This is a great way to practice your diaper-sewing skills before venturing into more expensive fabrics or even buying the more specific diaper-sewing supplies.
For this you can use new or recycled flannel, a flour sack towel, or really any absorbent woven fabric or fleece (poly or natural fibers). Starting with more stretchy fabric is harder unless you have a walking foot or are very practiced already with sewing stretchy fabrics. You can also use any sewing machine needle for something like this.
Choose the pattern you want to use and cut an inner and outer fabric piece.
* If you were going to apply snaps or velcro to the front of the outer, you would cut a piece of fabric for reinforcement and apply them now.
Lay the pieces with their faces inward towards each other.
Clip or pin them together, faces in.
I use a fairly wide stitch for the initial sewing.
Lower your needle into the front edge about 2/3 across the body.
Sew forward a few stitches and then reverses your direction for a few stitches.
Continue sewing forwards again and proceed to sew around the outer edge of the body.
I use the edge of my sewing foot to keep my distance from the fabric edge consistent.
When you get to the opposite side of the front again, sew back and forth for a few stitches again.
Sewn around the outer edges:
This will be your turning hole.
** For many types of pocket diapers, you would sew all the way around and turn through your pocket opening.
Reach your hand inside and pull the wings through.
I reach my hand back inside to push all my edges out evenly.
Now to sew your elastic casings. I use a little bit shorter of a stitch length.
Make sure the edges are pressed cleanly, and lower your needle to the correct width for your elastic casings.
Begin sewing back and forth a few stitches and then the length of your casing channel.
Finish it off the same way.
Repeat for your other elastic casing channels.
Now select your elastic. I used 3/8" polyester braided with a bodkin. You can use any elastic for your practice diapers though, and a safety pin works great as well!
Feed your elastic into your casing channel.
I feed with the outer fabric up so I can guide the elastic OVER the inside turned fabric edge and against the outer edge. This proves helpful when sewing PUL diapers later on and to stop little things like twisted elastics and unevenly puckered edges.
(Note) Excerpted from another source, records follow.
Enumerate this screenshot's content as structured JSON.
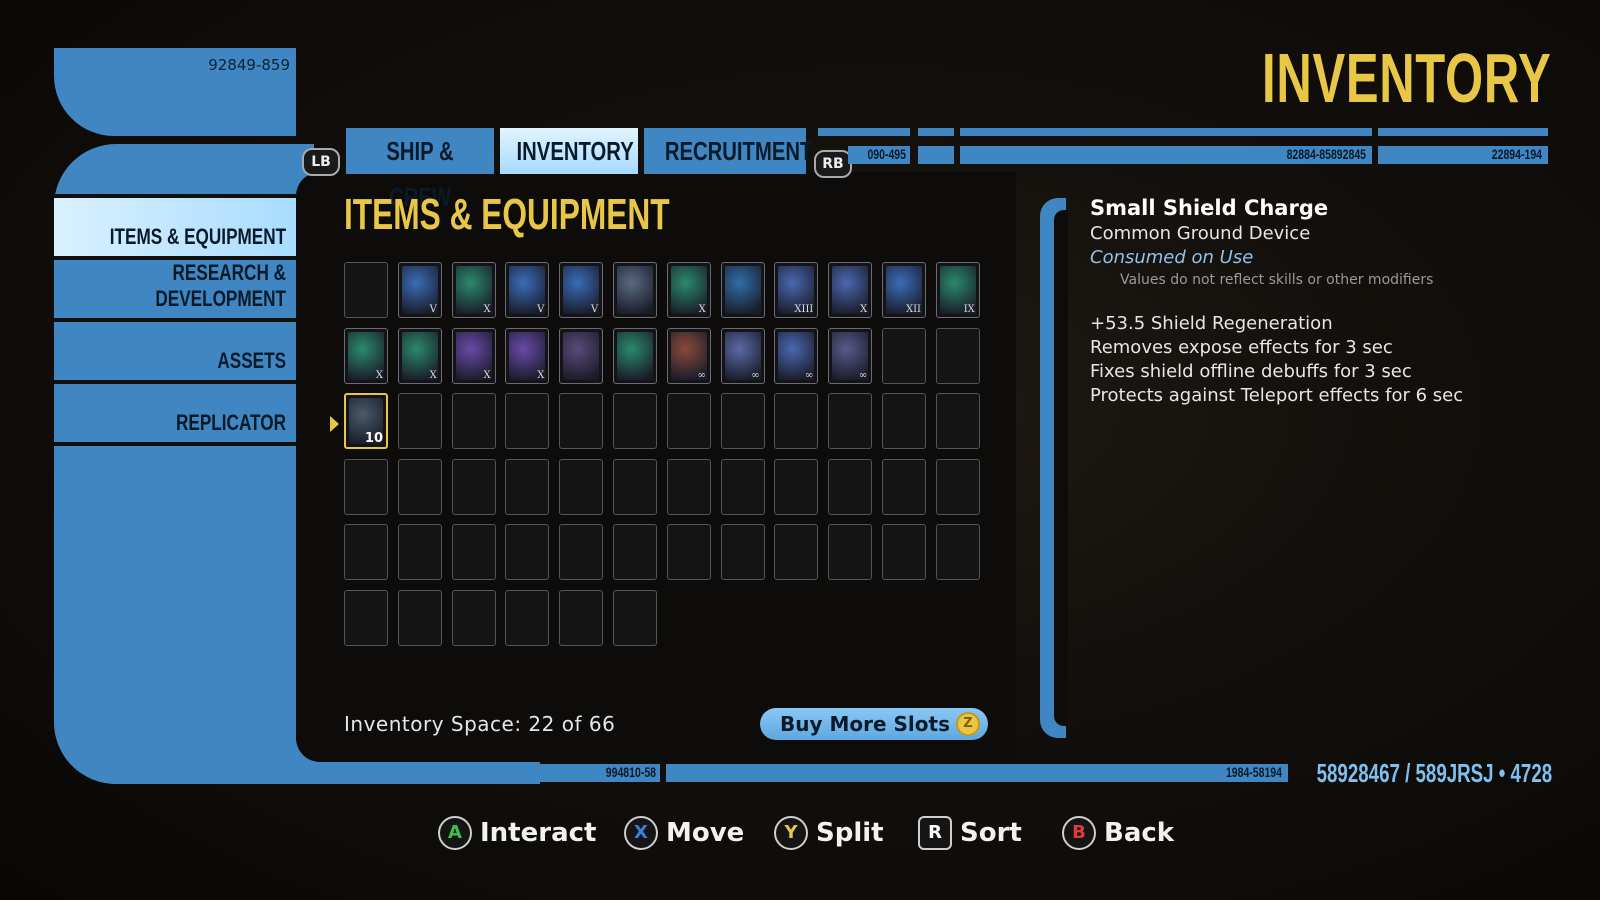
{
  "header": {
    "title": "INVENTORY",
    "code_top_left": "92849-859"
  },
  "tabs": {
    "lb": "LB",
    "rb": "RB",
    "items": [
      "SHIP & CREW",
      "INVENTORY",
      "RECRUITMENT"
    ],
    "active_index": 1
  },
  "strip_codes": {
    "a": "090-495",
    "b": "82884-85892845",
    "c": "22894-194",
    "d": "994810-58",
    "e": "1984-58194"
  },
  "sidebar": {
    "items": [
      {
        "label": "ITEMS & EQUIPMENT",
        "active": true
      },
      {
        "label": "RESEARCH & DEVELOPMENT",
        "active": false
      },
      {
        "label": "ASSETS",
        "active": false
      },
      {
        "label": "REPLICATOR",
        "active": false
      }
    ]
  },
  "main": {
    "section_title": "ITEMS & EQUIPMENT",
    "grid": {
      "columns": 12,
      "rows": [
        [
          {
            "icon": "empty"
          },
          {
            "icon": "blade-item",
            "color": "#3a6db8",
            "mark": "V"
          },
          {
            "icon": "coil-item",
            "color": "#2a8a6a",
            "mark": "X"
          },
          {
            "icon": "blade-item",
            "color": "#3a6db8",
            "mark": "V"
          },
          {
            "icon": "blade-item",
            "color": "#3a6db8",
            "mark": "V"
          },
          {
            "icon": "canister-item",
            "color": "#5a6a82",
            "mark": ""
          },
          {
            "icon": "coil-item",
            "color": "#2a8a6a",
            "mark": "X"
          },
          {
            "icon": "module-item",
            "color": "#2f6fa8",
            "mark": ""
          },
          {
            "icon": "tower-item",
            "color": "#4a68b0",
            "mark": "XIII"
          },
          {
            "icon": "tower-item",
            "color": "#4a68b0",
            "mark": "X"
          },
          {
            "icon": "chevron-item",
            "color": "#3a6db8",
            "mark": "XII"
          },
          {
            "icon": "sphere-item",
            "color": "#2a8a6a",
            "mark": "IX"
          }
        ],
        [
          {
            "icon": "coil-item",
            "color": "#2a8a6a",
            "mark": "X"
          },
          {
            "icon": "coil-item",
            "color": "#2a8a6a",
            "mark": "X"
          },
          {
            "icon": "rifle-item",
            "color": "#6a4aa8",
            "mark": "X"
          },
          {
            "icon": "rifle-item",
            "color": "#6a4aa8",
            "mark": "X"
          },
          {
            "icon": "armor-item",
            "color": "#5a4a7a",
            "mark": ""
          },
          {
            "icon": "pad-item",
            "color": "#2a8a6a",
            "mark": ""
          },
          {
            "icon": "canister-item",
            "color": "#8a4a3a",
            "mark": "∞"
          },
          {
            "icon": "device-item",
            "color": "#5a6aa8",
            "mark": "∞"
          },
          {
            "icon": "device-item",
            "color": "#4a68b0",
            "mark": "∞"
          },
          {
            "icon": "device-item",
            "color": "#5a5a8a",
            "mark": "∞"
          },
          {
            "icon": "empty"
          },
          {
            "icon": "empty"
          }
        ],
        [
          {
            "icon": "shield-charge-item",
            "color": "#4a5a6a",
            "qty": "10",
            "selected": true
          }
        ]
      ],
      "total_slots": 66
    },
    "inventory_space": "Inventory Space: 22 of 66",
    "buy_button": "Buy More Slots",
    "buy_icon": "Z"
  },
  "detail": {
    "name": "Small Shield Charge",
    "type": "Common Ground Device",
    "consumed": "Consumed on Use",
    "note": "Values do not reflect skills or other modifiers",
    "stats": [
      "+53.5 Shield Regeneration",
      "Removes expose effects for 3 sec",
      "Fixes shield offline debuffs for 3 sec",
      "Protects against Teleport effects for 6 sec"
    ]
  },
  "footer": {
    "status": "58928467 / 589JRSJ • 4728",
    "hints": [
      {
        "button": "A",
        "label": "Interact",
        "color": "#3fbf4f"
      },
      {
        "button": "X",
        "label": "Move",
        "color": "#3a7fe0"
      },
      {
        "button": "Y",
        "label": "Split",
        "color": "#e8c746"
      },
      {
        "button": "R",
        "label": "Sort",
        "color": "#ffffff"
      },
      {
        "button": "B",
        "label": "Back",
        "color": "#e03a3a"
      }
    ]
  }
}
Feed the elastic all the way to just past the end of the casing channel.
Shorten the stitch length a bit more.
Remove your bodkin or safety pin.
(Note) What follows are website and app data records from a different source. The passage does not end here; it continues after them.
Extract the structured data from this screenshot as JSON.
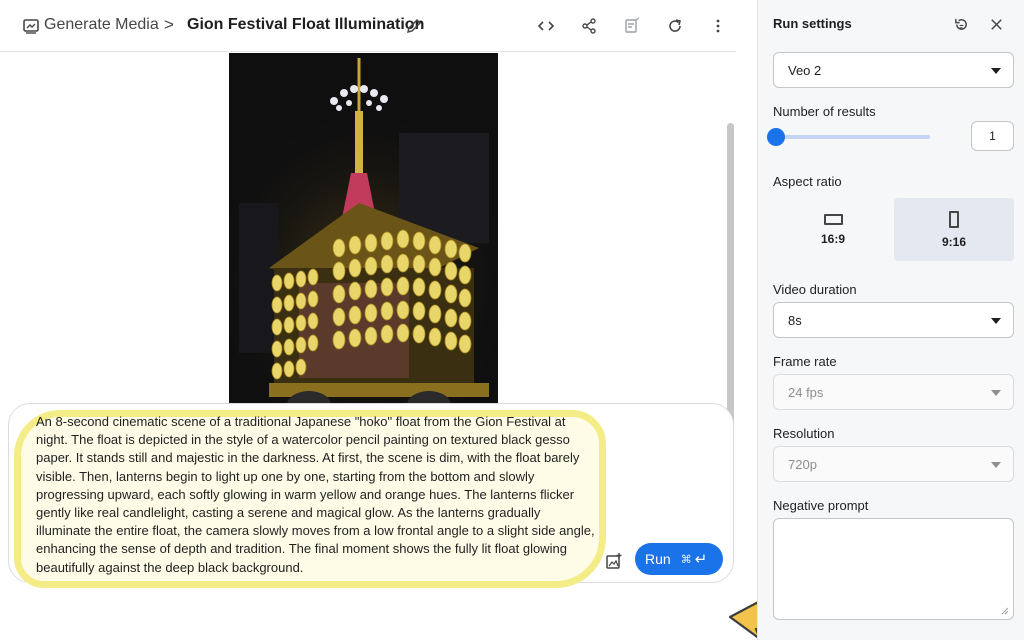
{
  "header": {
    "breadcrumb_root": "Generate Media",
    "breadcrumb_separator": ">",
    "title": "Gion Festival Float Illumination",
    "icons": [
      "media-icon",
      "edit-icon",
      "code-icon",
      "share-icon",
      "compare-icon",
      "refresh-icon",
      "more-vert-icon"
    ]
  },
  "video": {
    "controls": [
      "play-icon",
      "thumbs-up-icon",
      "thumbs-down-icon",
      "fullscreen-icon",
      "download-icon",
      "drive-icon"
    ]
  },
  "prompt": {
    "text": "An 8-second cinematic scene of a traditional Japanese \"hoko\" float from the Gion Festival at night. The float is depicted in the style of a watercolor pencil painting on textured black gesso paper. It stands still and majestic in the darkness. At first, the scene is dim, with the float barely visible. Then, lanterns begin to light up one by one, starting from the bottom and slowly progressing upward, each softly glowing in warm yellow and orange hues. The lanterns flicker gently like real candlelight, casting a serene and magical glow. As the lanterns gradually illuminate the entire float, the camera slowly moves from a low frontal angle to a slight side angle, enhancing the sense of depth and tradition. The final moment shows the fully lit float glowing beautifully against the deep black background.",
    "run_label": "Run",
    "run_shortcut": "⌘",
    "run_enter": "↵"
  },
  "settings": {
    "title": "Run settings",
    "model": "Veo 2",
    "results_label": "Number of results",
    "results_value": "1",
    "results_slider_fraction": 0,
    "aspect_label": "Aspect ratio",
    "aspect_options": [
      {
        "label": "16:9",
        "selected": false
      },
      {
        "label": "9:16",
        "selected": true
      }
    ],
    "duration_label": "Video duration",
    "duration_value": "8s",
    "framerate_label": "Frame rate",
    "framerate_value": "24 fps",
    "resolution_label": "Resolution",
    "resolution_value": "720p",
    "negative_label": "Negative prompt",
    "negative_value": ""
  },
  "colors": {
    "accent": "#1a73e8",
    "highlight": "#f4ec86",
    "arrow": "#f2c34b",
    "panel_bg": "#f6f7f9"
  }
}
Stretch your elastic so that you can still pull the fabric all the way straight but with good tension. I pinned it here to show, but once you are practiced, you won't need to pin through your materials.
Sew back and forth to secure, and then trim your elastic to about 1/2" from the end of the casing.
Repeat on the other side and fold over to measure against the first side before securing to get even leg openings. Then sew in the back elastic. I don't tighten the back elastic as much as the legs.
Once the elastics are installed and the bodkin or safety pin is removed, we are ready to close up our turning hole. Fold the fabric edges evenly inward.
Clip or pin closed.
Close your hole while top-stitching.
Finish top-stitching around the front and the wings.
Your basic practice fitted diaper is complete.
Very useful with added absorbency like a trifolded prefold.
You can even sew in or snap-in a soaker after-the-fact.
Most flannel is not snappiable, but you can use pins or even sew on hook and loop (like velcro.) However, a flour sack towel or fleece usually IS snappiable.
Adjust the size/rise by just folding over the front.
My free pattern templates can be downloaded for print here: